§ **Task instructions**
Search the entries below for the word "Buttons" and copy every line where it appears.

(Stored data entries)
⟨

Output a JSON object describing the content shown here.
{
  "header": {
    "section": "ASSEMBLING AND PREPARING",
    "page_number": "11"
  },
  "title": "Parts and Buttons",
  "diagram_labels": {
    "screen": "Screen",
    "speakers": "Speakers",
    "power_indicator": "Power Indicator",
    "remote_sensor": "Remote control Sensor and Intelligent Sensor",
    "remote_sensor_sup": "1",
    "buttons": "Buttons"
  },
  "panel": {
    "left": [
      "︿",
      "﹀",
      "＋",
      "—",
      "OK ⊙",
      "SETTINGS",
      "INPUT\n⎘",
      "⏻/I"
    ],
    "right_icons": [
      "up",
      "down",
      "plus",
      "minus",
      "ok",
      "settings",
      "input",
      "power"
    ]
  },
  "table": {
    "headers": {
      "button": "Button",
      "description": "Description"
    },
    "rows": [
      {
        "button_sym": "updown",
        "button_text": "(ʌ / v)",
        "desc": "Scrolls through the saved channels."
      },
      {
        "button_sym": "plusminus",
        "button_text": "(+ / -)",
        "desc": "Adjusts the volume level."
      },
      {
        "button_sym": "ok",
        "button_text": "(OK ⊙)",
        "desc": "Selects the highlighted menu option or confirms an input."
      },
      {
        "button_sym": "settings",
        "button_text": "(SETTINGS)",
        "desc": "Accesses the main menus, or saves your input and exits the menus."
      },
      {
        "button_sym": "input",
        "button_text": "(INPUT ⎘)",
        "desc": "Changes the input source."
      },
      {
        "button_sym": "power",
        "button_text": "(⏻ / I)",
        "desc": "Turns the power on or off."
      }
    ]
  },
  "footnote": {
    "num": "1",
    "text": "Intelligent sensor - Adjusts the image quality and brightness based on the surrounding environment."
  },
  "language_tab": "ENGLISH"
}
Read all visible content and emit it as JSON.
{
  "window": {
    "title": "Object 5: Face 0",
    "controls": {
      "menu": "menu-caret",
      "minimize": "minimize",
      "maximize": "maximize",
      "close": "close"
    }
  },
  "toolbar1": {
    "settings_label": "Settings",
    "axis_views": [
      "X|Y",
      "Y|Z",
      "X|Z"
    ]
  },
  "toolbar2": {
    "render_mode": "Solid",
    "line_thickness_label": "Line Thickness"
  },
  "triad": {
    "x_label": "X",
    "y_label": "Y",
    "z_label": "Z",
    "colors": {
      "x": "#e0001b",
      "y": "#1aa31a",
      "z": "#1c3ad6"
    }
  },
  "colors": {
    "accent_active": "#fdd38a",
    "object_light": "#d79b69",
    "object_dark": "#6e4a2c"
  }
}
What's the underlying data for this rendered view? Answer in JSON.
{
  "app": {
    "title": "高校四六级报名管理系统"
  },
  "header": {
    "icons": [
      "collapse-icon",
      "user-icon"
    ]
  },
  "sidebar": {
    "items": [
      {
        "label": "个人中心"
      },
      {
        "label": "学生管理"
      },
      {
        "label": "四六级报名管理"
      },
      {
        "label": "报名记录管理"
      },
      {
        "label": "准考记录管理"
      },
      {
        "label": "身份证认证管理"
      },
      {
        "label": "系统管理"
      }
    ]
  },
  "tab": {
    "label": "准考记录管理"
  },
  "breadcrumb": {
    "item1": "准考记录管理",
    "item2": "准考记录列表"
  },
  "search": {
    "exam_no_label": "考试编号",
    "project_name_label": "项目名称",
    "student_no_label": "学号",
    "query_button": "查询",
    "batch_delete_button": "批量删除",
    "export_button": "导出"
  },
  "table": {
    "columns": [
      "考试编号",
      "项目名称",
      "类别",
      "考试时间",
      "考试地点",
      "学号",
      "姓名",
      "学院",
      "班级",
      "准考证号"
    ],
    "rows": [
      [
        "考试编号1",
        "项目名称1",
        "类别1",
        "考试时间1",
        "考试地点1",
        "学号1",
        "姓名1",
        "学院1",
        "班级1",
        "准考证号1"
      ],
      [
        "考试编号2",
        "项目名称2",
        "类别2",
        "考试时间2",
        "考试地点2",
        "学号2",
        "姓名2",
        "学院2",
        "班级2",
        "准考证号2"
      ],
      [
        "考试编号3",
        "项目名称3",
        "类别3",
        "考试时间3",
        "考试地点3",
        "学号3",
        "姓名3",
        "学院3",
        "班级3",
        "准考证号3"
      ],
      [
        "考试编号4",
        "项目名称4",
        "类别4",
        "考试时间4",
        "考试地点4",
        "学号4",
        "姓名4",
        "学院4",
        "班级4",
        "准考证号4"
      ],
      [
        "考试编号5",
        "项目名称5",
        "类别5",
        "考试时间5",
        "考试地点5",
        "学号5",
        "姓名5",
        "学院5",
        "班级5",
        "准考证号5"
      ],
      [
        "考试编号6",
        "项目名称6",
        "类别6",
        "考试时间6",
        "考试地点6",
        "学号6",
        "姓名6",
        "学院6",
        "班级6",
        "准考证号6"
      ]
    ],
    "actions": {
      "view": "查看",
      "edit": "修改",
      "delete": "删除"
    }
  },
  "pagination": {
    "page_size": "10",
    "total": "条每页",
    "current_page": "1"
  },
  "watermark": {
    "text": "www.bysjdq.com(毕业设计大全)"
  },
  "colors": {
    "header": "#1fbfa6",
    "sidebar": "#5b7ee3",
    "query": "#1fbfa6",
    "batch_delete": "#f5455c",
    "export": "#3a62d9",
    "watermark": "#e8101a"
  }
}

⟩

§ **Response to the task**
  "title": "Parts and Buttons",
    "buttons": "Buttons"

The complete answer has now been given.